-          Horea

Day 1

After 3 incredibly frustrating hours of trying to jam all the things we’ll need this month into Raffi’s VW Golf, we finally departed from my house in San Pedro, CA at 1 p.m. today. Our goal that day: Raffi’s brother Levon’s place in Berkeley. Our departure was somewhat discouraging; traffic was worse than usual on the 405 and didn’t clear up until well into our route on the 101.
When we got hungry we made our first stop in Santa Barbara at an incredibly indie health food place called Backyard Bowls. Like reaaaaaaaaalllyyyy indie. Its menu consisted entirely of things like organically grown acai berries and goat’s yogurt and hemp seeds and stuff. I even asked the guy who worked there if the plastic spoon he gave me to eat with was recyclable. When he replied that it wasn’t, I was for an instant deeply disappointed, but then breathed a sigh of relief when he elaborated that it was compostable and offered to put it in the store’s own compost heap.
We were still running way behind schedule so we hauled ass to toward 1 and didn’t make any stops for a long while, which was kind of a drag. The only way this trip is going to succeed is if we stick to our itinerary, but it also won’t be much of a success if we don’t have time to jump out of the car and climb a mountain or chase some goats every once in a while.
The second stop was this beautiful viewing point near Big Sur on the 1 at around 7 p.m. We snapped a few pictures, threw some rocks off the cliff, and hopped back in the car. After that it started to get dark, so we didn’t get to see the rest of the coastline or Big Sur, but that wasn’t too much of a loss seeing as the three of us plus Mark and Danny camped up there this past winter.

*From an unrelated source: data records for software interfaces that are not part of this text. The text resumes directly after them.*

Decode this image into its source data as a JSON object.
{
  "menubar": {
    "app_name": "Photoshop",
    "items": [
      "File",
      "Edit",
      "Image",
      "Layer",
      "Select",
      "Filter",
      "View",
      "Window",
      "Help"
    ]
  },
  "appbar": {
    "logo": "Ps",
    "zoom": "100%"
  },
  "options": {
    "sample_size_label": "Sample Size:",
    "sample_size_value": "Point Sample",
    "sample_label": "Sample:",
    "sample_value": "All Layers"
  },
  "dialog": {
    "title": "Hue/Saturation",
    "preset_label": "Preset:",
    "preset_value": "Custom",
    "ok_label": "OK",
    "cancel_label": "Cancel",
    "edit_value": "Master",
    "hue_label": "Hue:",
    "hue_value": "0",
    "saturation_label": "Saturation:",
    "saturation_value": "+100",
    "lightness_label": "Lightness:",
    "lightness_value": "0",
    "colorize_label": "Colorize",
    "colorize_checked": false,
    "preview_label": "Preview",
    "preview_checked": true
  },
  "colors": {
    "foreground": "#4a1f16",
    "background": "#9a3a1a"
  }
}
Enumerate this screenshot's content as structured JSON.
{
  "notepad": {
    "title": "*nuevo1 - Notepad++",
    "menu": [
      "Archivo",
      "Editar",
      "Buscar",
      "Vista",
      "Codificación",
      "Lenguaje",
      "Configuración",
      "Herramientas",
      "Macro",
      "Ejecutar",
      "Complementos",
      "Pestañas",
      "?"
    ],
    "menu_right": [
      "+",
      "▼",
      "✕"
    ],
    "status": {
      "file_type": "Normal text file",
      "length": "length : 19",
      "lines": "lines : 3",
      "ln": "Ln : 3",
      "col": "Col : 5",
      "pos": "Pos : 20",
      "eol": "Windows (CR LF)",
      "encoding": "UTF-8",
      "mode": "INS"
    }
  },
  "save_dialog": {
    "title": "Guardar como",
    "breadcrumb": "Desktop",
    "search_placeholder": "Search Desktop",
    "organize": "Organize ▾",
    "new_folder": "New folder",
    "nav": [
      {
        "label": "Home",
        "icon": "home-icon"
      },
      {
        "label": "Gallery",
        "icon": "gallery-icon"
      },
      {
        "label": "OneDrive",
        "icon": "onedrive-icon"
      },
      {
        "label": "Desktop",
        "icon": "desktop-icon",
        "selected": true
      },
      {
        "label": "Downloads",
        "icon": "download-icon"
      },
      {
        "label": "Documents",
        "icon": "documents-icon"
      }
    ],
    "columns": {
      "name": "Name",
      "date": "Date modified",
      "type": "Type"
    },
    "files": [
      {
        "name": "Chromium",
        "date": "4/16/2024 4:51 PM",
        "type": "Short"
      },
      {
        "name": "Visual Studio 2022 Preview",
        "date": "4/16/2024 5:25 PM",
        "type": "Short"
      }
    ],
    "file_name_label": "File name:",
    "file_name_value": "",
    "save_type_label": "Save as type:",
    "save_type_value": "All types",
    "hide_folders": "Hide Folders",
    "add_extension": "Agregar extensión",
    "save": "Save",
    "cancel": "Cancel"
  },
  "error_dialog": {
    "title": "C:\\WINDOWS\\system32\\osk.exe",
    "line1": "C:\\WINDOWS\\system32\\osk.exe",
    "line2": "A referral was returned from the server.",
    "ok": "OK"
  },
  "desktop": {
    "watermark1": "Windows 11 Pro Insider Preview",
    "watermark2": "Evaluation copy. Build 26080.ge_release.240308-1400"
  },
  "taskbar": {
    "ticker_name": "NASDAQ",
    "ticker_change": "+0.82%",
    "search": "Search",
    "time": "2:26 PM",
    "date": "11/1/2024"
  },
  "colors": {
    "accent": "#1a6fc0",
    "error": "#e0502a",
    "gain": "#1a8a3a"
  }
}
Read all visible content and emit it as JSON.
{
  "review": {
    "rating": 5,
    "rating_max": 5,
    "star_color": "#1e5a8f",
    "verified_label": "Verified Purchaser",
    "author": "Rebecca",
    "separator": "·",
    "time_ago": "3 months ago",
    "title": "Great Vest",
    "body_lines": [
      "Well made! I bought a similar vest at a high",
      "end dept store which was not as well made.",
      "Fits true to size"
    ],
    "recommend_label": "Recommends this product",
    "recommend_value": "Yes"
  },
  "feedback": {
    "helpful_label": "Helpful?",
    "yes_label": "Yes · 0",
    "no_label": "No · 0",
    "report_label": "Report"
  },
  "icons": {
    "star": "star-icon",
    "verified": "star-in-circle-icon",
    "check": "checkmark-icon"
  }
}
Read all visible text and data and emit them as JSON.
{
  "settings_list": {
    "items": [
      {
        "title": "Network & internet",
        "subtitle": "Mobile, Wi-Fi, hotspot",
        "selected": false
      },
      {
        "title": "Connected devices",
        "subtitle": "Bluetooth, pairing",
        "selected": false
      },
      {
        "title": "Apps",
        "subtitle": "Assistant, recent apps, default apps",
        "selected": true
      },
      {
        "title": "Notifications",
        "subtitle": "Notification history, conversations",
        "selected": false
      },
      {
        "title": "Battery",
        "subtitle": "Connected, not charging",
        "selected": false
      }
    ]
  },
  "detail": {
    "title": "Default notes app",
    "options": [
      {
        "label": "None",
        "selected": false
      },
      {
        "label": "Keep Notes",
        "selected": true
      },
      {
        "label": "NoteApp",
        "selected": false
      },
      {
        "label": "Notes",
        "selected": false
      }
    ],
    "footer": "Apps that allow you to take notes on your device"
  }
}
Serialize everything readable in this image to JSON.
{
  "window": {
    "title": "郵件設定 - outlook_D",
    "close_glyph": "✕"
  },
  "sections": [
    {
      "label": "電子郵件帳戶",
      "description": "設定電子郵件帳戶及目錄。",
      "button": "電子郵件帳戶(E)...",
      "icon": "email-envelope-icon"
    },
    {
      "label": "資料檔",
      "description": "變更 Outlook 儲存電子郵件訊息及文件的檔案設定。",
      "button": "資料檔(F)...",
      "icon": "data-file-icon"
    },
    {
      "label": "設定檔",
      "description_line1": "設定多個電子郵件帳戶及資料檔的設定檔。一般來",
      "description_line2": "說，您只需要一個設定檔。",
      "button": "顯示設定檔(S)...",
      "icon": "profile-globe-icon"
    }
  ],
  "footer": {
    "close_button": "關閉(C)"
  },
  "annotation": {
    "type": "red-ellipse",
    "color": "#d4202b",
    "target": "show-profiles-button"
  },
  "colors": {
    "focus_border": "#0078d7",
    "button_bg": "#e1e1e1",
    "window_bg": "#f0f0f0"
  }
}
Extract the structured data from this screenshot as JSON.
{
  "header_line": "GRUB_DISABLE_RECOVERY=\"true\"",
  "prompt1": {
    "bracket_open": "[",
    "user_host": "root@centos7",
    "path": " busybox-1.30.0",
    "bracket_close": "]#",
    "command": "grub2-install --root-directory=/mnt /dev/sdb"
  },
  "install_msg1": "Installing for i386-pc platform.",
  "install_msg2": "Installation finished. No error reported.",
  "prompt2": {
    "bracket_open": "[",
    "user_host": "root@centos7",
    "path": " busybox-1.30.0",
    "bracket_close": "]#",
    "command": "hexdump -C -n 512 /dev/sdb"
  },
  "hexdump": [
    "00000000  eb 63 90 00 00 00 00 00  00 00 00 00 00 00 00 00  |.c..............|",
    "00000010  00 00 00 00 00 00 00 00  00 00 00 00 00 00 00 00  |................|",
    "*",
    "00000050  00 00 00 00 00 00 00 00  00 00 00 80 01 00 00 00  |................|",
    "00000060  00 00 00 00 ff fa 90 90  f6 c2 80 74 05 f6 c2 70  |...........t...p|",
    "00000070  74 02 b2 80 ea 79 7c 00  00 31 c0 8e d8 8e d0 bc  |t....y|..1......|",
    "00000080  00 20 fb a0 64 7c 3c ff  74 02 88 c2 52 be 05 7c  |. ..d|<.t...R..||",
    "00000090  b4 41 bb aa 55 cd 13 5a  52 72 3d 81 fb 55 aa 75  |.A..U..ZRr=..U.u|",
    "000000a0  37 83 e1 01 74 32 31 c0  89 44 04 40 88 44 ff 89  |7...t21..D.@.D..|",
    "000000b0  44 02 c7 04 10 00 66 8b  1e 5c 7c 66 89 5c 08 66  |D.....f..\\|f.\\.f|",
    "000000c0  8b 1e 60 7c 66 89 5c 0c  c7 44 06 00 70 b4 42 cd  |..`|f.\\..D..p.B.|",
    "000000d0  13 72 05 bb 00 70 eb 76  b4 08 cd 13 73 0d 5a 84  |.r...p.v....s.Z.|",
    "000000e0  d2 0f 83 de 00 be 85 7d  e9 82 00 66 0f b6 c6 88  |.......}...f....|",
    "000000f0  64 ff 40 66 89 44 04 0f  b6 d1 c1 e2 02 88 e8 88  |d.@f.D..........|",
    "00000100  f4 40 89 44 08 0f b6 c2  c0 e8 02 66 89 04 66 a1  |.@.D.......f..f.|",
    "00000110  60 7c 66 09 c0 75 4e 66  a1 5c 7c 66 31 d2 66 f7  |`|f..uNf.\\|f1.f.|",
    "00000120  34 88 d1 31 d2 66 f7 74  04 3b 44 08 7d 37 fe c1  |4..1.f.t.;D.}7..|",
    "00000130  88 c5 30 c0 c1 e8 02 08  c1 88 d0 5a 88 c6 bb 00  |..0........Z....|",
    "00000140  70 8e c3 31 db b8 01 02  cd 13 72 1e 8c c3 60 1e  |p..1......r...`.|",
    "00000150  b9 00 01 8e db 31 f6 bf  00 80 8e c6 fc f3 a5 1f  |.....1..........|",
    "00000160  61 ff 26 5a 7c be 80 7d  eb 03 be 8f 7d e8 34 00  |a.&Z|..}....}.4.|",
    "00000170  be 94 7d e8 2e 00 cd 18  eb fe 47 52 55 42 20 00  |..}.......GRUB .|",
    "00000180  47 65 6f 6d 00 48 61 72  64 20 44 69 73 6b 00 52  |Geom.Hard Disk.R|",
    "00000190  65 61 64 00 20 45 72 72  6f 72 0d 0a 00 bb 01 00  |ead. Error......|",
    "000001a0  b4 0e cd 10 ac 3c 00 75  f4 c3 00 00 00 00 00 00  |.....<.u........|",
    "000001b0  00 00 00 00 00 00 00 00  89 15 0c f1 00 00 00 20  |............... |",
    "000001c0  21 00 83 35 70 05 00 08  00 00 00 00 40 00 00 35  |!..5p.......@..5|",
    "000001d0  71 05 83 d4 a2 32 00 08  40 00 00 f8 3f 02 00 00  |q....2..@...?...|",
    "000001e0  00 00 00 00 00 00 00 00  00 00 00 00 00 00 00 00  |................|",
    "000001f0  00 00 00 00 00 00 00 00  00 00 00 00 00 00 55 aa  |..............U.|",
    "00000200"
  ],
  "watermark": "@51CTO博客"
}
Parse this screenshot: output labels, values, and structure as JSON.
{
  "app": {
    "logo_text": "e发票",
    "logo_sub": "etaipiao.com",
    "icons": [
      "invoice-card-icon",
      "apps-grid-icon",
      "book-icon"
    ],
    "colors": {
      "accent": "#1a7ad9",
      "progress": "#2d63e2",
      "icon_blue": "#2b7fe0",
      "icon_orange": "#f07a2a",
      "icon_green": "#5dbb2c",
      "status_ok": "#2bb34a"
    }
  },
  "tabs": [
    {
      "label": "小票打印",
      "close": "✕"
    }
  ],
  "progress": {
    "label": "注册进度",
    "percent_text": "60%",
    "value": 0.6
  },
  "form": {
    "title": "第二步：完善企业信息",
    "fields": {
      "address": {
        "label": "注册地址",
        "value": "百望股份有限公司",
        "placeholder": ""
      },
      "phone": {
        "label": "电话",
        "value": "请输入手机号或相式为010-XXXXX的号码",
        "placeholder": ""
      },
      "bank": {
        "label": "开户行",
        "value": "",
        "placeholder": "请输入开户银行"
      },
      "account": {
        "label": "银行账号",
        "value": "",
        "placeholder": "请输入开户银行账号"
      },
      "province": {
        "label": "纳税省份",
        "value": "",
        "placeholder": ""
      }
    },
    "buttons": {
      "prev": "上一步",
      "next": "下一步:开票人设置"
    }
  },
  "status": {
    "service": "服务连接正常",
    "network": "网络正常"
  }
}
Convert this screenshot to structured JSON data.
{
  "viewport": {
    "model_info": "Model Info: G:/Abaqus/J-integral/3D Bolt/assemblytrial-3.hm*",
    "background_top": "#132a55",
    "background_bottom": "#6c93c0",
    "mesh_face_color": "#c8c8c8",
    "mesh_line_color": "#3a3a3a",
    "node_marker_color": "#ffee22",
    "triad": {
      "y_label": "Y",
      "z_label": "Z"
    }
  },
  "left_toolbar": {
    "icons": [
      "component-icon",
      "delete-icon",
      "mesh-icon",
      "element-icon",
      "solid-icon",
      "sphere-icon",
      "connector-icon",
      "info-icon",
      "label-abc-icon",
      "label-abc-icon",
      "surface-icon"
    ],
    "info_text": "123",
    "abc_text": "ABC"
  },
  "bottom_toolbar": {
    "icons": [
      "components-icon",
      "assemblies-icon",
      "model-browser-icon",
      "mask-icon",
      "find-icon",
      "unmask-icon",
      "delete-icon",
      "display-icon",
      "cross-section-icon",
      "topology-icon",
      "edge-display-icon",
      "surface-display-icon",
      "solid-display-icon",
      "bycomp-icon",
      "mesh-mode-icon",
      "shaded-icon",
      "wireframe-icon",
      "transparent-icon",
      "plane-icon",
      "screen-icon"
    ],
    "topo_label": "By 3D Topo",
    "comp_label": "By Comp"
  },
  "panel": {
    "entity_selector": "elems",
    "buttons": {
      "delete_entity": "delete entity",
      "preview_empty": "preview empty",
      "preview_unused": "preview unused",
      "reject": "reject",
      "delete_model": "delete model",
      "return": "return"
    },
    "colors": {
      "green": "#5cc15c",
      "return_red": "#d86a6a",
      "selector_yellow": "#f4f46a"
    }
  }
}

Around 9:40, we passed through Monterey and decided to stop for clam chowder bread bowls. On the way out of the parking lot, some guy who was stranded with a bunch of kids asked us if we had jumper cables, so being the outstanding samaritan that I am, I ran back to the Golf while Ra and Hor went to go order the chowder. After 15 minutes of excavating our mountains of bags and supplies to find the jumper cables all the way at the bottom of the trunk, and somehow spilling motor oil all over the car in the process, I ran to the poor man’s aid. Only he was gone. Someone else had given him a jump, and he hadn’t even waited around to tell me “thanks, but we’ve got it”. Well fuck you, stranger in distress. You’re a complete asshole. Waiting around long enough to say thank you wouldn’t have killed you. We ate our chowder and left.
The final 100 miles to Berkeley passed without incident. We finally arrived at Lev’s place just before 1 a.m. We chilled with Lev and his roommate Konrad for a while and called it a night. Day one: classic.